Notwithstanding this earlier statement of the district attorney, much of his argument to the jury carried a different inference—that of a plot to murder.

This method of conducting the argument exceeded the bounds of good taste and even propriety. Upon retrial, the defense should be more insistent on keeping the issues within a legitimate sphere.

The unfairness of the argument was perhaps stressed by the fact that the court permitted the jury to consider five verdicts instead of two. If the defendant was guilty of attempted murder by shooting his wife, the form of verdict submitted by he court finding that he was guilty of attempted murder in the first degree, while armed with a deadly weapon, was the only proper guilty verdict. But, in addition, the court told the jury that they could find the defendant guilty of murder in the first degree without finding that the defendant was armed with a deadly weapon, that they could find murder in the second degree, and murder in the second degree with a deadly weapon. The defendant argues that the use of additional verdict forms omitting a finding of the use of a deadly weapon, could have been utilized by the jury if it had believed that the furnishing of the sleeping pills was an attempt to kill by poison. This contention of the appellant seems farfetched to us, but the unfairness of intimating that the defendant for a long time improperly furnished sleeping pills, possibly poisoned, to the complaining witness was patent.

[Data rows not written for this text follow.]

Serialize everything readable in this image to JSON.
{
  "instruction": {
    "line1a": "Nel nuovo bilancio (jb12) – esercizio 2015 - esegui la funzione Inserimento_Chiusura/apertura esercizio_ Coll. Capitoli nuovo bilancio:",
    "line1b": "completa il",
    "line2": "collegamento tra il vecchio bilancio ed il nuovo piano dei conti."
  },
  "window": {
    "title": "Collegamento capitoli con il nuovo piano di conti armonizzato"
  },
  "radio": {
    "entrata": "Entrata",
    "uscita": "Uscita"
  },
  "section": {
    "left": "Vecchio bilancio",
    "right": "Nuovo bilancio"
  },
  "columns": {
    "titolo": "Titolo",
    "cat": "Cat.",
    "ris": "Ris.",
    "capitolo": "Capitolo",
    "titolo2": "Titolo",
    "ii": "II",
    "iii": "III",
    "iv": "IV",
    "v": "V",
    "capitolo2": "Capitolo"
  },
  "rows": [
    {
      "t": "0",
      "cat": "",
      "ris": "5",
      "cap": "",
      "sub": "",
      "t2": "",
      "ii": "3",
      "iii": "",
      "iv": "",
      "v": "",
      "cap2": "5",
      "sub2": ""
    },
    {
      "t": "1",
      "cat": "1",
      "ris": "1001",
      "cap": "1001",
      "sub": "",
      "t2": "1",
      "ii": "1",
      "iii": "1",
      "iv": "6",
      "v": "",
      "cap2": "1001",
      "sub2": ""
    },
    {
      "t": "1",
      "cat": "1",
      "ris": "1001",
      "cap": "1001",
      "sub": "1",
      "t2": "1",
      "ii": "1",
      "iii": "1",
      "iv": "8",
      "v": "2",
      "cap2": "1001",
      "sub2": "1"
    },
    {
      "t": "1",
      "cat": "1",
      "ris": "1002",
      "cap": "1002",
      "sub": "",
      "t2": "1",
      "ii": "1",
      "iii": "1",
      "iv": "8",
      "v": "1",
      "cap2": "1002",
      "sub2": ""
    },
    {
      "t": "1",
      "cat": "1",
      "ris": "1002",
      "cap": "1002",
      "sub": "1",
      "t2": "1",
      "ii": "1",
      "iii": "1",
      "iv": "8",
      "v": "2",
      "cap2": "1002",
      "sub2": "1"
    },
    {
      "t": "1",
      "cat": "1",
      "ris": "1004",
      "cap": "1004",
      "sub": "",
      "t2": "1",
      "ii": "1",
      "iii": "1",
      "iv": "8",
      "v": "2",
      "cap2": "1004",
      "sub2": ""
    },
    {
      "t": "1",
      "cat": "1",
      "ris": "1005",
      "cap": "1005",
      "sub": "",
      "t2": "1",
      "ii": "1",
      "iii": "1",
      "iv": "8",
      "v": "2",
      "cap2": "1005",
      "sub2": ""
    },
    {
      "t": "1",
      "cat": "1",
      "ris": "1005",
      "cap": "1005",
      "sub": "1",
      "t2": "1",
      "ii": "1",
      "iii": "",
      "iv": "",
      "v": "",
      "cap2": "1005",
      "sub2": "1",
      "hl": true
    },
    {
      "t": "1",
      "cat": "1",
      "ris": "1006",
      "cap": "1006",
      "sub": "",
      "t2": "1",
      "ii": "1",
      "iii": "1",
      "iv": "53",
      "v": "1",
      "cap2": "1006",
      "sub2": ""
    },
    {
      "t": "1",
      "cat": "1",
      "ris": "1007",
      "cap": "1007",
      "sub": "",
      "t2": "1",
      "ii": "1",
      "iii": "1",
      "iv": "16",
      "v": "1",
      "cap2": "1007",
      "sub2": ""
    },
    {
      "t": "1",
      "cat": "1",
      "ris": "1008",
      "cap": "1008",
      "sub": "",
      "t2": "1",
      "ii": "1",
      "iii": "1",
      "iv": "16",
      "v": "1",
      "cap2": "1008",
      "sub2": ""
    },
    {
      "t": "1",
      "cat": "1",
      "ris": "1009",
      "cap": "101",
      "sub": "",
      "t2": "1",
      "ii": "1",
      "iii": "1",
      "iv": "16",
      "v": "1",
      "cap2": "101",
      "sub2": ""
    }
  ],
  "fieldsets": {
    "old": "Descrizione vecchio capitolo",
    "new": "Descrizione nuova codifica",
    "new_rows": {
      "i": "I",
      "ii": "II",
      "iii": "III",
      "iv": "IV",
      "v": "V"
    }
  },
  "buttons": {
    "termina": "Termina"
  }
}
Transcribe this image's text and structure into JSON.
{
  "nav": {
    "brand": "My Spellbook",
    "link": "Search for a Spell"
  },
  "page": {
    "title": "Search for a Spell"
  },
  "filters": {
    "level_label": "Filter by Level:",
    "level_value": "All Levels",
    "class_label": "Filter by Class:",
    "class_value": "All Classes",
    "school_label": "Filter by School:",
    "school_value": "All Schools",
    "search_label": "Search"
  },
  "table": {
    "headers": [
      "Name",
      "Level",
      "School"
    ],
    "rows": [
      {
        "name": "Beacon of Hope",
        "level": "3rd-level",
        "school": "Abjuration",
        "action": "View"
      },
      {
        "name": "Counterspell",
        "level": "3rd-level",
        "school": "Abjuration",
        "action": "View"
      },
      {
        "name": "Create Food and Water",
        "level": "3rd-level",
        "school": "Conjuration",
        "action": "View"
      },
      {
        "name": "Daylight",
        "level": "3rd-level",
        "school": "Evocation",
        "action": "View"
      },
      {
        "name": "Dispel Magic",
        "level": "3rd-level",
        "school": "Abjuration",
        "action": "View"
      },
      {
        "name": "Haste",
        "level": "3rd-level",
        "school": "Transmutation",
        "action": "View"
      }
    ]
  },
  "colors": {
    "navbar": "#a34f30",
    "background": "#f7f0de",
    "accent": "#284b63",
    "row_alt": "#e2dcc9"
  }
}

The defendant also claims that the district attorney was guilty of prejudicial misconduct in asking witness Echols whether he had been investigated by the Oakdale police in connection with an accusation of the theft of $1,000. The state says in reply that the question was asked in good faith in support of an attempt by the district attorney to show prejudice on the part of the witness Echols against the Oakdale police department.

The defendant also complains that in the cross-examination of Dr. Gladen, the psychiatrist, he was asked, relative to electroshock treatments, whether he had ever lost a patient during the process. In view of his detailed description of the administration of such treatments and his mention of the danger involved, the cross-examination was not improper.

The defendant did not receive a fair trial for the two principal reasons heretofore discussed.

The judgment is reversed.

CONLEY, Presiding Justice.

PALPH M. BROWN and STONE, JJ., concur. Hearing denied; MOSK, J., dissenting.